Eighty! Oh no! I felt crazed as I inched toward my 80th birthday last October. A cacophony of colliding emotions rattled my brain. I was no longer getting older — I had arrived.
Yes, I knew I was privileged, with a healthy husband and grown children who were flourishing, as were their families. My professional work still engaged and inspired me. If, as Sigmund Freud said, work and love are the cornerstones of well-being, then I had a solid foundation going into my ninth decade. Also, reaching 80 in good health is a gift not granted to everyone. I knew that well, having lost loved ones and friends. I had much to be grateful for.
Nonetheless, during the months leading up to my 80th birthday, my emotions wavered wildly. As I was entering the “elderly” category, I hated thinking about frail bones and giving up driving at night. I hated owning my declining strength. The words of the poet Dylan Thomas echoed in my head, “Rage, rage at the dying of the light.”
So, I did what I’ve done throughout my life when facing transitions and dread. I wrote.
My Facebook page became my journal. I poured out my heart. Once again, I found that sharing my woes expanded my world. “Me, too!” wrote back family friends and strangers. The validation delighted me.
When the week before the big day arrived, I was amazed: Feelings of enthusiasm had mingled in with my dread. How thrilling to be honored with a gala party for 50 hosted by my children. The following week I went out to dinner with five of my high school friends, including one woman I had rollicked with in the playpen.

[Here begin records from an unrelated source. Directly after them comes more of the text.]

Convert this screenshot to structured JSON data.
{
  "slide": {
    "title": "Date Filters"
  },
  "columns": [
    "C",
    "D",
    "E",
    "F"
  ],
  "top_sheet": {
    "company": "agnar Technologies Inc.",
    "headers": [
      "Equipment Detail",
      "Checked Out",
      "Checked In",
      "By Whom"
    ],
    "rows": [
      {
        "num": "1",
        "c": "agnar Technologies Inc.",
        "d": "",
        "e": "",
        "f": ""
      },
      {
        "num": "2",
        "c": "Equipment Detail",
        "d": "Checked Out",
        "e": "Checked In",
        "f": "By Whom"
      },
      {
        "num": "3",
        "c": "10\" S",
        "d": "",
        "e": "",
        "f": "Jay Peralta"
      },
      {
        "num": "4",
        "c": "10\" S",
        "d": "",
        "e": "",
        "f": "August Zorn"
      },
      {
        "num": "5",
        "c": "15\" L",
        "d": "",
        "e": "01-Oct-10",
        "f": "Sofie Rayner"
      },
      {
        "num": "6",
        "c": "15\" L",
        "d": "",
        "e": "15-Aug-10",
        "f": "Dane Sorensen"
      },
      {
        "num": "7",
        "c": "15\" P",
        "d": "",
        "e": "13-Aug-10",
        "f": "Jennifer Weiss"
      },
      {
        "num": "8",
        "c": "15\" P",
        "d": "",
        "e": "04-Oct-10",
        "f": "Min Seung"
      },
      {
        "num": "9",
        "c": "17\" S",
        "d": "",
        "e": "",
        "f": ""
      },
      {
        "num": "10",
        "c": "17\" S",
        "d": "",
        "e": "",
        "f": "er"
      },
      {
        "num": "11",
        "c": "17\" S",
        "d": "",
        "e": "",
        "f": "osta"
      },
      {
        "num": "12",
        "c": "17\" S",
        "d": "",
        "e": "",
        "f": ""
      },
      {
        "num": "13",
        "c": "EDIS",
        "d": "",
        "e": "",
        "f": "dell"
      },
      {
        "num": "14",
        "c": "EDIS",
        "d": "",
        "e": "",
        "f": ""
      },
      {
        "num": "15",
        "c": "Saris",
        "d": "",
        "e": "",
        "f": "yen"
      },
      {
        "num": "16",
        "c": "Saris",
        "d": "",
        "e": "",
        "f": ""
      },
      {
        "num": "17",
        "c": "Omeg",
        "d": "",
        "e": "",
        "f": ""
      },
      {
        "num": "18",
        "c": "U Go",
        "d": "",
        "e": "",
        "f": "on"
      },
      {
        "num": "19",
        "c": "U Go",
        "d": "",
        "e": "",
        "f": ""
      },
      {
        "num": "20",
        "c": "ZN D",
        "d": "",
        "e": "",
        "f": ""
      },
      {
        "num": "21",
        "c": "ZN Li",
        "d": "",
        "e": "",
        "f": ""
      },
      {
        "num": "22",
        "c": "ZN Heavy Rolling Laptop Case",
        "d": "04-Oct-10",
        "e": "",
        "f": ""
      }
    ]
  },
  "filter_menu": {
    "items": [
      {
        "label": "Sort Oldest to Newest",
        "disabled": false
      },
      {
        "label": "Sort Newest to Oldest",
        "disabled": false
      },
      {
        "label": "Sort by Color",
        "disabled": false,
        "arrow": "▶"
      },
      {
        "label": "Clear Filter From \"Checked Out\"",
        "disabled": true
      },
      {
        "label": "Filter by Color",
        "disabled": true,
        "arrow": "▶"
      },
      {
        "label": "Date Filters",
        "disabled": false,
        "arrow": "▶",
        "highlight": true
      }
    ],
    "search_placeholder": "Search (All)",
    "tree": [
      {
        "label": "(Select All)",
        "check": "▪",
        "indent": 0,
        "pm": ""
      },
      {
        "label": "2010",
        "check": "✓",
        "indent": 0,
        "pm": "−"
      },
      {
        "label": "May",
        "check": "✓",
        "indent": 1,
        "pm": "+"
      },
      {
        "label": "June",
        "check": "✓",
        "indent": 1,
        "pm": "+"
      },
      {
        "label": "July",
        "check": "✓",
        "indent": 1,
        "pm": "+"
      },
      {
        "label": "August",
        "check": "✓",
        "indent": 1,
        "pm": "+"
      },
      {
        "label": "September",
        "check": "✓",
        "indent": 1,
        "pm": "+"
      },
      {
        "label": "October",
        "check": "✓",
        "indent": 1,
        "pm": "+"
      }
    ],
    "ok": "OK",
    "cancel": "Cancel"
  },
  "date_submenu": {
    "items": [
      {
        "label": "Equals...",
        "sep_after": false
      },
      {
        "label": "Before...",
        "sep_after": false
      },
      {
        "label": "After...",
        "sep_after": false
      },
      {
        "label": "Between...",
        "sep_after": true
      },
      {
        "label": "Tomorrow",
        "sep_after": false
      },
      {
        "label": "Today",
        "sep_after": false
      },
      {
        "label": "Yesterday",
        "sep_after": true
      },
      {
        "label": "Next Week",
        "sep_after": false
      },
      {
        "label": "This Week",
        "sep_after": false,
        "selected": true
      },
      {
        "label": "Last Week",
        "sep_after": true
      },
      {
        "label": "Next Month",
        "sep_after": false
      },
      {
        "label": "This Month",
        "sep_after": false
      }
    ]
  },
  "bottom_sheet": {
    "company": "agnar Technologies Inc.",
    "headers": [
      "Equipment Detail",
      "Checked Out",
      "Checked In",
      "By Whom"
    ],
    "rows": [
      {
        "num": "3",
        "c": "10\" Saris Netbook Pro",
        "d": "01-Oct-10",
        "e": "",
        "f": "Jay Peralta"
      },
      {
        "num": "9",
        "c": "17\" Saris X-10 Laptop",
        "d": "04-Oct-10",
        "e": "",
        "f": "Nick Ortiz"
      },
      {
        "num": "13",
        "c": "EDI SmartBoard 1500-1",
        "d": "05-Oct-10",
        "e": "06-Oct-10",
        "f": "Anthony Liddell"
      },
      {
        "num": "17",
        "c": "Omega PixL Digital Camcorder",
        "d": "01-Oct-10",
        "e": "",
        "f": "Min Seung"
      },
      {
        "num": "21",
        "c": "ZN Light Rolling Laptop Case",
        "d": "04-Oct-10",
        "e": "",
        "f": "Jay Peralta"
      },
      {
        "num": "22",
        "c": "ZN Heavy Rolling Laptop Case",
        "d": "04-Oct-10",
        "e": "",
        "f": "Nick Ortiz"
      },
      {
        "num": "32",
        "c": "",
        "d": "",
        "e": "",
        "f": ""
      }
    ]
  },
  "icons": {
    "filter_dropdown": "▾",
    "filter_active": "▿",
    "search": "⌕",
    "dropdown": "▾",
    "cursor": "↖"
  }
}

Now I’m looking forward to attending my 60th high school reunion with, yup, my 80-year-old peers.
Perhaps these gatherings were responsible for buoying my spirits. Perhaps it was the writing that allowed me to dip into my dark feelings and access not only my fears, but my joy. Perhaps it was that I had recently taught two close friends to play pickleball and was on the court several times a week. Or maybe the sunshine offered magical powers.
Regardless, what was real for me was feeling invigorated. And going forward, I anticipate bringing more joy into my life. Here’s how.
I’m a people person, and in fact, love does make my world go round. Recently I’ve been repeating what is believed to be a Swedish proverb: “Joy shared, twice the gain; sorrow shared, half the pain.” My supportive network of family and friends makes my heart sing. Now is my time to invest in love. Each time a grandchild reads me a poem or asks me a complicated question, I am transported back to my youth. “Would you want to live even if you are in a wheelchair?” asked my 10-year-old grandson Nat. “Do you believe in God?” asks his 16-year-old brother, Sam. Young minds excite and enliven me.
Research indicates that little acts of kindness lower our blood pressure and increase our self-esteem. I expect I'll spend more time supporting friends who are ill and/or grieving. Having time to prioritize kindness is precious, and having compassion for others increases our own self-compassion, too.
My professional identity has been as a clinical psychologist. Now I see fewer clients and enjoy doing more consulting and teaching and writing. I might even have another book in me!
Sigmund Freud targeted work and love as the pillars of well-being, but he omitted an essential ingredient: play. In the words of George Bernard Shaw, “We don’t stop playing because we grow old; we grow old because we stop playing.” Making time for play and movement revitalizes wellness on all fronts — mind, body and spirit. I’m lucky to still be able to play tennis and do Pilates, and I’m on the pickleball courts several times a week.
- Taking risks
I love to travel and just renewed my passport. In this new season of life, new journeys intrigue me, such as a meditation retreat in Costa Rica I am about to experience.
Somewhere I read that the secret to graceful aging is having the capacity to grieve and take risks and, of course, good genes. Though my father passed away at 54, my mother had a fine long run, despite some years with dementia, dying at 93. I try to give myself space to pause and honor major losses, such as the passing of loved ones, and seemingly minor losses, like the fact that I will never hitchhike through Europe. Reflecting on our losses can expand our capacity to appreciate what is ours right here and now.
In the end, aging, like every other stage of life, contains unique and unfamiliar challenges. For years, I've encouraged others to explore their inner resources and resurrect dormant interests. How lucky I am to have this time to tap into mine. Who knows what new passions and joys might emerge in the next decade?
Anyone out there 80 or over? Did you dread turning 80? Let us know in the comments below.